The Breed Survey Scheme
The Breed Survey Scheme has been set up to evaluate the soundness and quality of breeding stock throughout Australia.
All the presenting dogs must be over 18 months of age, tattooed or microchipped for positive identification, must possess the `A` and `Z` stamp and present a 5-generation pedigree at time of survey. Some animals are also required to possess a Haemophilia Certificate (see below).
The dogs are all weighed, measured and examined for correctness of dentition, construction and soundness of nerves, (this involves a gun test and crowd test).
A breed survey book is produced annually which contains the results of all breed surveys within Australia as well as the dogs which passed the `A` &`Z` stamps during the year.
The GSDCA Hip and Elbow Dysplasia Schemes
This scheme involves the X-Raying of the hips and elbows of breeding stock over the age of 12 months. It is required that the dog be anaesthetized at the time of x-ray, and the tattoo in the right ear (or microchip) is checked and noted on the x-ray plate.
The plates are sent to Dr Roger Lavelle in Melbourne or Dr Richardson in Perth and are scored and graded.
`A` stamp scheme – Hips that have a sufficiently low score – a maximum of score 8 per hip (out of a possible 53), with no more than 3 points in any one area, receive an `A` stamp. The results are all correlated so that statistics on the breed average and that of the major producing sires can be analyzed in an effort to lower the breed hip average and to avoid poor hip producing lines.

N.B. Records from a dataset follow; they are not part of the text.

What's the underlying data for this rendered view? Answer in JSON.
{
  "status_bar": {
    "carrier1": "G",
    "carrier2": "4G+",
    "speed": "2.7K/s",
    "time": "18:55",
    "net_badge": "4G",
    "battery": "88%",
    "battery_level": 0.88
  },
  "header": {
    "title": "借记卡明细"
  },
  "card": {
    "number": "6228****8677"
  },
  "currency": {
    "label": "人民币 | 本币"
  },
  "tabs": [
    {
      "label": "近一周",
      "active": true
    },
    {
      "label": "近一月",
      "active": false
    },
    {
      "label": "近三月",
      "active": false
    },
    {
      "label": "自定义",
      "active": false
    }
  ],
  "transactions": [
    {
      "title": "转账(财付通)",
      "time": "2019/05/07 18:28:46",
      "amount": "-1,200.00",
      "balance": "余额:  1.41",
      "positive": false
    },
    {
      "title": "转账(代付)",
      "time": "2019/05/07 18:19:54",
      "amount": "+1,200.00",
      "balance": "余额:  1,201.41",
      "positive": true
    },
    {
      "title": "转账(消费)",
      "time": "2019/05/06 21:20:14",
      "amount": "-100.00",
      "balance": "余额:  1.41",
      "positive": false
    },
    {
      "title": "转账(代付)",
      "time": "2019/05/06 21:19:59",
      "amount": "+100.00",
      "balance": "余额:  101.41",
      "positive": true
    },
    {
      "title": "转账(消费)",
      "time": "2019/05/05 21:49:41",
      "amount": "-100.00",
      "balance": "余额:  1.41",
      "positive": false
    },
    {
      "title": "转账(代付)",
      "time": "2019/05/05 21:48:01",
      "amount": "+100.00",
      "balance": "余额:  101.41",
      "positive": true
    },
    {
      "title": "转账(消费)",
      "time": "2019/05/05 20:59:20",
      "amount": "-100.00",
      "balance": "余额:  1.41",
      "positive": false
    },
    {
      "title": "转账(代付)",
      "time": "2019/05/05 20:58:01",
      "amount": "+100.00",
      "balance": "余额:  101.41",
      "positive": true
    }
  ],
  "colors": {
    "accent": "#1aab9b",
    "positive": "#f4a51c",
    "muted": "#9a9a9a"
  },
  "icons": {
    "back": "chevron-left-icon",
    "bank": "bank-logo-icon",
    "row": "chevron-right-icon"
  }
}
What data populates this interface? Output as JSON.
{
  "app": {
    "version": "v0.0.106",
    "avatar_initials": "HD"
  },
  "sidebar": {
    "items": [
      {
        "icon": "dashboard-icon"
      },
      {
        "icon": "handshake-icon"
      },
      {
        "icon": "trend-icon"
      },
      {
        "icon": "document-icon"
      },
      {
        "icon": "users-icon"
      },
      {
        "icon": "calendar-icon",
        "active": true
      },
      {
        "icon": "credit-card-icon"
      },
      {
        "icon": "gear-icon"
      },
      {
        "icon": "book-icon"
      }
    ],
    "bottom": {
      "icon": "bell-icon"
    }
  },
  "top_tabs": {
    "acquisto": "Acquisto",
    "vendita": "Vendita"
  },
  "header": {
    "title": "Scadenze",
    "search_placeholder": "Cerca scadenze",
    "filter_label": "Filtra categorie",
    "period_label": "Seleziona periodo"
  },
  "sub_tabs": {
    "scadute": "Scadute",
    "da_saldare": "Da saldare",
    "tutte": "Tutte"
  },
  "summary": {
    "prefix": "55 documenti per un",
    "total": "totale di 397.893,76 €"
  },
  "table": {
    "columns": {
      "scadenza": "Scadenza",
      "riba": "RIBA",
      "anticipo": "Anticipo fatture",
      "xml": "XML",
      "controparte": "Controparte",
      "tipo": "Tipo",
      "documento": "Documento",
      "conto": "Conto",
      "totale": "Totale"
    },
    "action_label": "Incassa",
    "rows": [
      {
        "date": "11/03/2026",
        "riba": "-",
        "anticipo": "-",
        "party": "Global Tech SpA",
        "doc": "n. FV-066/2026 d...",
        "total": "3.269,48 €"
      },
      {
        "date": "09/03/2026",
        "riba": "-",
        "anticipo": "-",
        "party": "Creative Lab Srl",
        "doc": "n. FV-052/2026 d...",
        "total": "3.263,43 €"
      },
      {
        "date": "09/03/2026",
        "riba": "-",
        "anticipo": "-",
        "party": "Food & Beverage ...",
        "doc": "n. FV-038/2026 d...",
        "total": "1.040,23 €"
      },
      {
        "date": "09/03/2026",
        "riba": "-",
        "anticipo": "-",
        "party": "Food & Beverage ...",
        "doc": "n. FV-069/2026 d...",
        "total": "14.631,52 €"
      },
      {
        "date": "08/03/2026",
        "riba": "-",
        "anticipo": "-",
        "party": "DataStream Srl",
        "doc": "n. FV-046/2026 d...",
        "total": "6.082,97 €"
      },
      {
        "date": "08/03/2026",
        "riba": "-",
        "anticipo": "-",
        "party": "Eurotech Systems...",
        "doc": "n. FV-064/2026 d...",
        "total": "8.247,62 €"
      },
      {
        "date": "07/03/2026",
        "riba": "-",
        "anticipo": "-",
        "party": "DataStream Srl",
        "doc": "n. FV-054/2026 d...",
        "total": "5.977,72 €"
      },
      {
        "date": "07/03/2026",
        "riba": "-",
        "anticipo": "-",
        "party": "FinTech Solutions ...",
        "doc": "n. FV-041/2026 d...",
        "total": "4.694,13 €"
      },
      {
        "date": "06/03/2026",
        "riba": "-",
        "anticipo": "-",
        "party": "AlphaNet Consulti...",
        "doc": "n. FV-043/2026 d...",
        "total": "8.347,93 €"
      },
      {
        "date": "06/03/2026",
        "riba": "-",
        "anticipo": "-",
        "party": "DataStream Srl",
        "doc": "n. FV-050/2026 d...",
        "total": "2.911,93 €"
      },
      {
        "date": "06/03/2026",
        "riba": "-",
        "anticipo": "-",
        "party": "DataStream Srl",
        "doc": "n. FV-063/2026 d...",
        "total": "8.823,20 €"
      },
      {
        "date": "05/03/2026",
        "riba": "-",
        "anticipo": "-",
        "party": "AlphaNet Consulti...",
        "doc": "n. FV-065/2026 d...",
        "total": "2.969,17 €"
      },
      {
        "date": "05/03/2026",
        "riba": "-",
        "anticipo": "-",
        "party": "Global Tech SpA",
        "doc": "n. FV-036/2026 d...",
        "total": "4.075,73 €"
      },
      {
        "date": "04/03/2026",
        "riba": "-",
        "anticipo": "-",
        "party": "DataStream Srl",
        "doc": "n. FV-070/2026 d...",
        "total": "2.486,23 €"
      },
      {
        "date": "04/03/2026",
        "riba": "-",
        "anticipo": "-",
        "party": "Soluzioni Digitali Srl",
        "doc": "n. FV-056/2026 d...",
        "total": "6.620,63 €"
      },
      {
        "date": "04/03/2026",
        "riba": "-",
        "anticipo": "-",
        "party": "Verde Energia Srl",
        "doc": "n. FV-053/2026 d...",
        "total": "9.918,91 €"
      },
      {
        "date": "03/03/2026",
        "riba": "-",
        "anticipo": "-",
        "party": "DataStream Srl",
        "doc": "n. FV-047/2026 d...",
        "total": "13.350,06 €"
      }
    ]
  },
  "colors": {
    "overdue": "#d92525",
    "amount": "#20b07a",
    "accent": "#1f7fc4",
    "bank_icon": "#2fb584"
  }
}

`Z` stamp scheme – Elbows are measured for any degree of arthritic change, and are Graded as Normal, Near Normal, Grade 1, Grade 2 or Grade 3. Arthritic changes of greater than or equal to 3 mm of change will fail the scheme. Breeders avoid doubling up on the condition where ever possible.
Statistics are printed on both the hip and elbow results, encouraging breeders to use the lines that are producing the soundest progeny.
The Tattoo Scheme
The Tattoo Scheme is a nation wide scheme where by all the breeders associated with the clubs apply for and receive a unique tattoo symbol for their kennel prefix.
This kennel prefix symbol is recognized Nationally, and consist of 3 letters followed by 3 numbers indicating what number puppy it is bred under that prefix.
The puppies are tattooed at 7-9 weeks of age in the right ear. This tattoo is a positive means of legal identification in the event of loss, theft etc and can be used to find dogs throughout Australia. The tattoo is also used as the positive identification mark for the hip and elbow dysplasia schemes, haemophilia scheme and the breed survey scheme.
Tattooing of puppies is now optional and breeders can choose to positively identify their puppies with a microchip implanted at 6-8 weeks instead. Some breeders both tattoo and microchip their puppies. In NSW, the microchip number of the puppy will be shown on the Dogs NSW Registration papers.
The Haemophilia Scheme
This scheme has virtually eliminated this bleeding disorder within the breed in Australia. The disease causes a failure of blood to clot after an accident or knock. Imported stud dogs, and sons of imported bitches, are tested to prevent any affected new dog or carrier bitch from entering our bloodlines.
Animals that pass the Haemophilia scheme are issued with a Haemophilia Certificate, and this is noted on their Breed Survey.